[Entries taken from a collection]

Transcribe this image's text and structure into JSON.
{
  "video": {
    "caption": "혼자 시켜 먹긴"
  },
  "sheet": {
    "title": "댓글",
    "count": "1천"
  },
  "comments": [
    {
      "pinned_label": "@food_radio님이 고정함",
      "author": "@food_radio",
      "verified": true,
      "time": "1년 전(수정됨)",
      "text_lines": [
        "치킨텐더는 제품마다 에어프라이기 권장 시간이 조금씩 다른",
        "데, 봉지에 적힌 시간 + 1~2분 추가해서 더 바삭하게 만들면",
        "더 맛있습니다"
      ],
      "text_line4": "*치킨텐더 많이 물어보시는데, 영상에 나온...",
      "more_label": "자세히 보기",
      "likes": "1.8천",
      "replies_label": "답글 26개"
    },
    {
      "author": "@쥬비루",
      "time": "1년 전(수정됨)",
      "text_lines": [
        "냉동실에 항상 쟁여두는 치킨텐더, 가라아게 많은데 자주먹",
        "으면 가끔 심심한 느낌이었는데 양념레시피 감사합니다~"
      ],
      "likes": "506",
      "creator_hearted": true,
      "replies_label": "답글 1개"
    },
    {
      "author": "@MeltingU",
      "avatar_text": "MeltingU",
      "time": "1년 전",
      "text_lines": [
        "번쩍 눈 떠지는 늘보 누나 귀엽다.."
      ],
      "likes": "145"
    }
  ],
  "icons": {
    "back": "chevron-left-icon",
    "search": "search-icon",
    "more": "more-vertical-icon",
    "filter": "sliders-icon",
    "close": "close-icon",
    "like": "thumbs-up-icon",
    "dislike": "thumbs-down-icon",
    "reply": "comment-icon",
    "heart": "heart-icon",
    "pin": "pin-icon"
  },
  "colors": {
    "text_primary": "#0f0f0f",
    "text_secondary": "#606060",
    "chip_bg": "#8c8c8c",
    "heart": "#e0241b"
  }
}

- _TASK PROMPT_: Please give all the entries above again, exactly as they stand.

- _ANSWER_:
Transcribe this image's text and structure into JSON.
{
  "video": {
    "caption": "혼자 시켜 먹긴"
  },
  "sheet": {
    "title": "댓글",
    "count": "1천"
  },
  "comments": [
    {
      "pinned_label": "@food_radio님이 고정함",
      "author": "@food_radio",
      "verified": true,
      "time": "1년 전(수정됨)",
      "text_lines": [
        "치킨텐더는 제품마다 에어프라이기 권장 시간이 조금씩 다른",
        "데, 봉지에 적힌 시간 + 1~2분 추가해서 더 바삭하게 만들면",
        "더 맛있습니다"
      ],
      "text_line4": "*치킨텐더 많이 물어보시는데, 영상에 나온...",
      "more_label": "자세히 보기",
      "likes": "1.8천",
      "replies_label": "답글 26개"
    },
    {
      "author": "@쥬비루",
      "time": "1년 전(수정됨)",
      "text_lines": [
        "냉동실에 항상 쟁여두는 치킨텐더, 가라아게 많은데 자주먹",
        "으면 가끔 심심한 느낌이었는데 양념레시피 감사합니다~"
      ],
      "likes": "506",
      "creator_hearted": true,
      "replies_label": "답글 1개"
    },
    {
      "author": "@MeltingU",
      "avatar_text": "MeltingU",
      "time": "1년 전",
      "text_lines": [
        "번쩍 눈 떠지는 늘보 누나 귀엽다.."
      ],
      "likes": "145"
    }
  ],
  "icons": {
    "back": "chevron-left-icon",
    "search": "search-icon",
    "more": "more-vertical-icon",
    "filter": "sliders-icon",
    "close": "close-icon",
    "like": "thumbs-up-icon",
    "dislike": "thumbs-down-icon",
    "reply": "comment-icon",
    "heart": "heart-icon",
    "pin": "pin-icon"
  },
  "colors": {
    "text_primary": "#0f0f0f",
    "text_secondary": "#606060",
    "chip_bg": "#8c8c8c",
    "heart": "#e0241b"
  }
}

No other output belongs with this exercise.